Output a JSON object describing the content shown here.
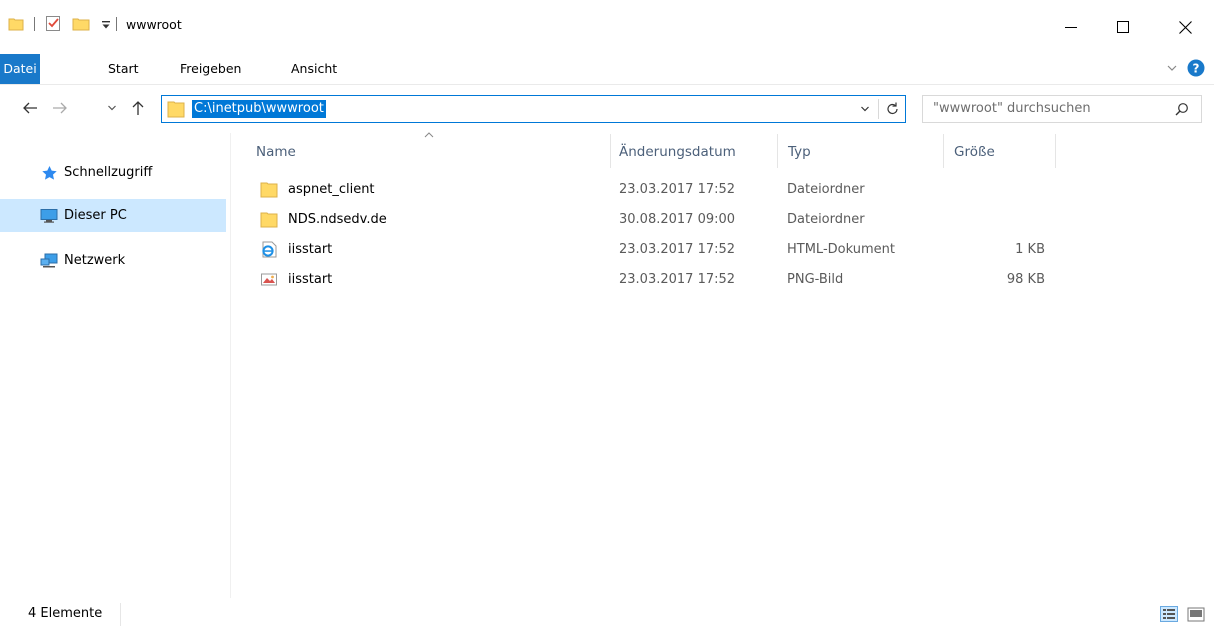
{
  "window": {
    "title": "wwwroot",
    "quick_access_icons": [
      "folder-icon",
      "properties-check-icon",
      "new-folder-icon",
      "customize-dropdown-icon"
    ],
    "controls": [
      "minimize-icon",
      "maximize-icon",
      "close-icon"
    ]
  },
  "ribbon": {
    "tabs": [
      {
        "label": "Datei",
        "active": true
      },
      {
        "label": "Start"
      },
      {
        "label": "Freigeben"
      },
      {
        "label": "Ansicht"
      }
    ]
  },
  "address": {
    "path": "C:\\inetpub\\wwwroot",
    "search_placeholder": "\"wwwroot\" durchsuchen"
  },
  "nav": {
    "items": [
      {
        "label": "Schnellzugriff",
        "icon": "star-icon"
      },
      {
        "label": "Dieser PC",
        "icon": "computer-icon",
        "selected": true
      },
      {
        "label": "Netzwerk",
        "icon": "network-icon"
      }
    ]
  },
  "columns": {
    "name": "Name",
    "date": "Änderungsdatum",
    "type": "Typ",
    "size": "Größe"
  },
  "files": [
    {
      "name": "aspnet_client",
      "date": "23.03.2017 17:52",
      "type": "Dateiordner",
      "size": "",
      "icon": "folder-icon"
    },
    {
      "name": "NDS.ndsedv.de",
      "date": "30.08.2017 09:00",
      "type": "Dateiordner",
      "size": "",
      "icon": "folder-icon"
    },
    {
      "name": "iisstart",
      "date": "23.03.2017 17:52",
      "type": "HTML-Dokument",
      "size": "1 KB",
      "icon": "ie-html-icon"
    },
    {
      "name": "iisstart",
      "date": "23.03.2017 17:52",
      "type": "PNG-Bild",
      "size": "98 KB",
      "icon": "png-image-icon"
    }
  ],
  "status": {
    "count": "4 Elemente"
  },
  "colors": {
    "accent": "#0078d7",
    "datei_tab": "#1979ca",
    "selected_nav": "#cce8ff",
    "folder": "#ffd966"
  }
}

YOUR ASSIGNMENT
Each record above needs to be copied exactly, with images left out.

OUTPUT FOR THIS EXERCISE
Output a JSON object describing the content shown here.
{
  "window": {
    "title": "wwwroot",
    "quick_access_icons": [
      "folder-icon",
      "properties-check-icon",
      "new-folder-icon",
      "customize-dropdown-icon"
    ],
    "controls": [
      "minimize-icon",
      "maximize-icon",
      "close-icon"
    ]
  },
  "ribbon": {
    "tabs": [
      {
        "label": "Datei",
        "active": true
      },
      {
        "label": "Start"
      },
      {
        "label": "Freigeben"
      },
      {
        "label": "Ansicht"
      }
    ]
  },
  "address": {
    "path": "C:\\inetpub\\wwwroot",
    "search_placeholder": "\"wwwroot\" durchsuchen"
  },
  "nav": {
    "items": [
      {
        "label": "Schnellzugriff",
        "icon": "star-icon"
      },
      {
        "label": "Dieser PC",
        "icon": "computer-icon",
        "selected": true
      },
      {
        "label": "Netzwerk",
        "icon": "network-icon"
      }
    ]
  },
  "columns": {
    "name": "Name",
    "date": "Änderungsdatum",
    "type": "Typ",
    "size": "Größe"
  },
  "files": [
    {
      "name": "aspnet_client",
      "date": "23.03.2017 17:52",
      "type": "Dateiordner",
      "size": "",
      "icon": "folder-icon"
    },
    {
      "name": "NDS.ndsedv.de",
      "date": "30.08.2017 09:00",
      "type": "Dateiordner",
      "size": "",
      "icon": "folder-icon"
    },
    {
      "name": "iisstart",
      "date": "23.03.2017 17:52",
      "type": "HTML-Dokument",
      "size": "1 KB",
      "icon": "ie-html-icon"
    },
    {
      "name": "iisstart",
      "date": "23.03.2017 17:52",
      "type": "PNG-Bild",
      "size": "98 KB",
      "icon": "png-image-icon"
    }
  ],
  "status": {
    "count": "4 Elemente"
  },
  "colors": {
    "accent": "#0078d7",
    "datei_tab": "#1979ca",
    "selected_nav": "#cce8ff",
    "folder": "#ffd966"
  }
}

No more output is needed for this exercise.